Task to complete
Only the count is expected: the number of lines below that contain "JSON".

Available data
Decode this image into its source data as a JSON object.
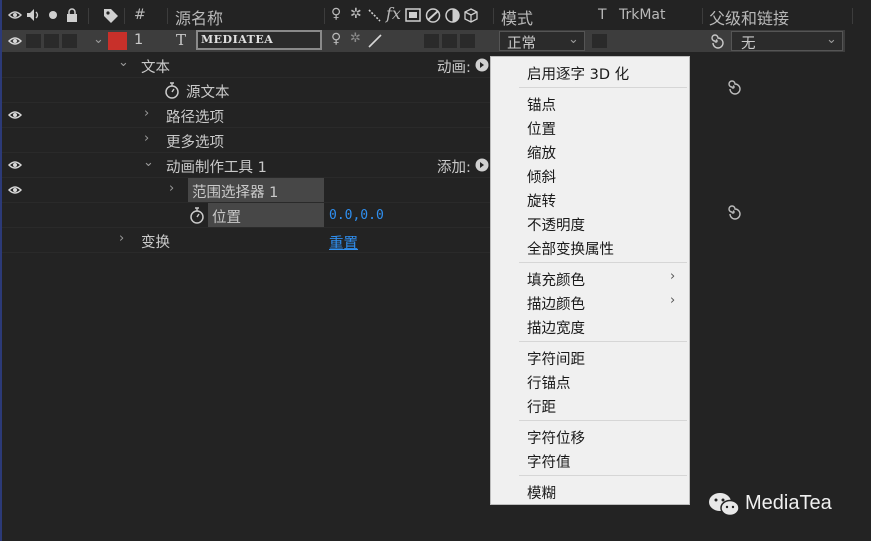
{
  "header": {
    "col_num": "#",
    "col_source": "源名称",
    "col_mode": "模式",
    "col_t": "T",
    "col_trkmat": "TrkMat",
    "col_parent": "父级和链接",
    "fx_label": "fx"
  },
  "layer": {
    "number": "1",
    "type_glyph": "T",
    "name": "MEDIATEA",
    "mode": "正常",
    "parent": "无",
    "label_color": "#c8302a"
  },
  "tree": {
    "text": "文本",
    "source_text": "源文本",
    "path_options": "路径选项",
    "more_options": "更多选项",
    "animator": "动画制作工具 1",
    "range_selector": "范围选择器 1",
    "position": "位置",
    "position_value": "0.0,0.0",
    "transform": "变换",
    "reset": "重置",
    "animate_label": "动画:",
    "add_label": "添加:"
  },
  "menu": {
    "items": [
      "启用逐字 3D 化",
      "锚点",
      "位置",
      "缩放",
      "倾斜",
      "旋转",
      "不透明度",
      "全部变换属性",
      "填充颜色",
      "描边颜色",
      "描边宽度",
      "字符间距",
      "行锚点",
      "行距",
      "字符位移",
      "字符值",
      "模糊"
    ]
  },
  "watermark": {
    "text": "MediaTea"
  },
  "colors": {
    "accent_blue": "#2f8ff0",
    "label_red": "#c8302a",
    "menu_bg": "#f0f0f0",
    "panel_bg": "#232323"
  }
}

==

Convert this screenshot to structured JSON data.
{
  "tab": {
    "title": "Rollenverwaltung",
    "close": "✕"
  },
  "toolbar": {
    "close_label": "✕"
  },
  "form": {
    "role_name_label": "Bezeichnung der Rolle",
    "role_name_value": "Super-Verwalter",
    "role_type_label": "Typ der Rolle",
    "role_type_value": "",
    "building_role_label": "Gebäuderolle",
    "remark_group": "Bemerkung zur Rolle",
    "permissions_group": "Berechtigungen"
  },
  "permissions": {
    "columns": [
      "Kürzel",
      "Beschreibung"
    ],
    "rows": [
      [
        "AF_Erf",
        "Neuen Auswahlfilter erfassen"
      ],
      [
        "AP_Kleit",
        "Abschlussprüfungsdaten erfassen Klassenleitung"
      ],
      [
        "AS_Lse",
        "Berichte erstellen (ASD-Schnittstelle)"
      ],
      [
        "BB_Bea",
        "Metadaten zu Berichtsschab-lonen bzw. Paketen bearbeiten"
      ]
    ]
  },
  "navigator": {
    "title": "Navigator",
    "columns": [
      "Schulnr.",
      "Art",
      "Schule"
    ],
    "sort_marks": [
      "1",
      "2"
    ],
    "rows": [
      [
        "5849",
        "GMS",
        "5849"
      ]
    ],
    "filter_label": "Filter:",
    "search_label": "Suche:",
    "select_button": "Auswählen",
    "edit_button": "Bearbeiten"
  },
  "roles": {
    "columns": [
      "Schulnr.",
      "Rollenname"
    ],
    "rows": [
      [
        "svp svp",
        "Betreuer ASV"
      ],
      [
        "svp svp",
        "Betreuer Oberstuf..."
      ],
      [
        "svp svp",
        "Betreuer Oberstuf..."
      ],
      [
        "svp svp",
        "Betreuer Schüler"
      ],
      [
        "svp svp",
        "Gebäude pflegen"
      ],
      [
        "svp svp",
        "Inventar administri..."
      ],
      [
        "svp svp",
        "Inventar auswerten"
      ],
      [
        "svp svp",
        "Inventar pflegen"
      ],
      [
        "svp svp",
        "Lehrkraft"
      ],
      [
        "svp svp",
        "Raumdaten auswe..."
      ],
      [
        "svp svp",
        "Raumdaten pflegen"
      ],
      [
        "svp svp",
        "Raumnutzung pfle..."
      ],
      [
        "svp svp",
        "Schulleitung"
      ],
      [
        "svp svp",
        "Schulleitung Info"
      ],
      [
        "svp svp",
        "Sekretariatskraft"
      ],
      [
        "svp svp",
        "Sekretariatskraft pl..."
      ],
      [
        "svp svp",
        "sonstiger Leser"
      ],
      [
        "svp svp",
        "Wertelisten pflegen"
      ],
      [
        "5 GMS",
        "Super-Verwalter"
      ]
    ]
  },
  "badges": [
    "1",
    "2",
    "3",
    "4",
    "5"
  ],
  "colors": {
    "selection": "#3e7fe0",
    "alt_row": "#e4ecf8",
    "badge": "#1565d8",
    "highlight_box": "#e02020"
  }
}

Solution below
2